Research on Black Twitter specifically and Black social media use in general is few an far between. Scholars Roderick Graham and Shawn Smith assert the need for the theoretical framing of Black Twitter as a counterpublic in an article titled “The Content of Our #Characters: Black Twitter as Counterpublic” published in a recent issue of Sociology of Race and Ethnicity. The authors base their claim on literature about public-counterpublic spheres and the ways marginalized groups are represented within them. In order to test this claim, they use 4,000 tweets collected in January 2015 that contained the following hashtags: #BlackTwitter, #UniteBlue, #TCOT, and #BCOT. According to the authors, sociologists interested in the public sphere can use research on Black Twitter to further analyze the parameters of networked publics in the digital age.

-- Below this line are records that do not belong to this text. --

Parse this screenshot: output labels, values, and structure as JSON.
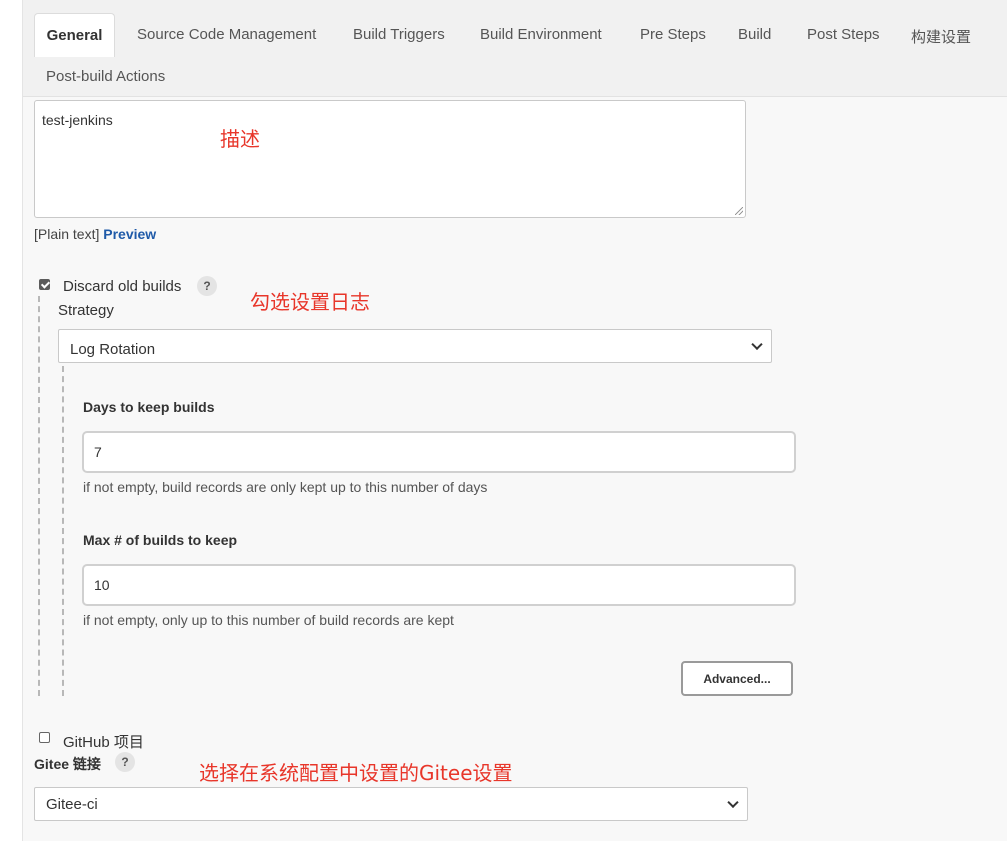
{
  "tabs": [
    {
      "label": "General",
      "active": true
    },
    {
      "label": "Source Code Management"
    },
    {
      "label": "Build Triggers"
    },
    {
      "label": "Build Environment"
    },
    {
      "label": "Pre Steps"
    },
    {
      "label": "Build"
    },
    {
      "label": "Post Steps"
    },
    {
      "label": "构建设置"
    },
    {
      "label": "Post-build Actions"
    }
  ],
  "description": {
    "value": "test-jenkins",
    "format_label": "[Plain text]",
    "preview_link": "Preview"
  },
  "discard_old_builds": {
    "label": "Discard old builds",
    "checked": true,
    "help": "?",
    "strategy_label": "Strategy",
    "strategy_value": "Log Rotation",
    "days_label": "Days to keep builds",
    "days_value": "7",
    "days_hint": "if not empty, build records are only kept up to this number of days",
    "max_label": "Max # of builds to keep",
    "max_value": "10",
    "max_hint": "if not empty, only up to this number of build records are kept",
    "advanced_button": "Advanced..."
  },
  "github_project": {
    "label": "GitHub 项目",
    "checked": false
  },
  "gitee": {
    "label": "Gitee 链接",
    "help": "?",
    "value": "Gitee-ci"
  },
  "annotations": {
    "description": "描述",
    "discard": "勾选设置日志",
    "gitee": "选择在系统配置中设置的Gitee设置"
  },
  "colors": {
    "annotation": "#e8362a",
    "link": "#1f5aa8"
  }
}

Black counterpublics are just one type of public sphere associated with Black life:
Squires attempted to solve this problem by developing a typology of publics using examples from the African American experience. Enclaves are publics that, because of fear of sanctions, develop counterhegemonic ideas solely for consumption within that sphere. A hush harbor is an example of an enclave. Counterpublics are most closely aligned with Fraser’s initial conceptualization, engaging in wider public debate for political change. Satellites are publics that seek separation for reasons other than oppressive relations, and occasionally interact with wider publics. Their aim is to build a solid group identity. (435)
Findings suggest that #BlackTwitter is indeed a counterpublic for several reasons:
- They receive more favorites and replies than other hashtags. Favorites typically mean people agree with the tweet or desire to archive it. Replies, on the other hand mean someone wants to contest or extend ideas in the original tweet.
- The themes discussed in #BlackTwitter tend not to overlap with the themes discussed in the other hashtags. Overall these themes include
- Interideological mining
- Dominant terms
Black counterpublics have a historic precedent going back to slavery with hush harbors, while modern spaces include the Black church, barbershop, and salon. The unique aspect of Black networked counterpublics like Black Twitter is a more nuanced discourse than happens in these physical spaces. Nevertheless, they share the characteristic of offering Black people a sort of training grounds.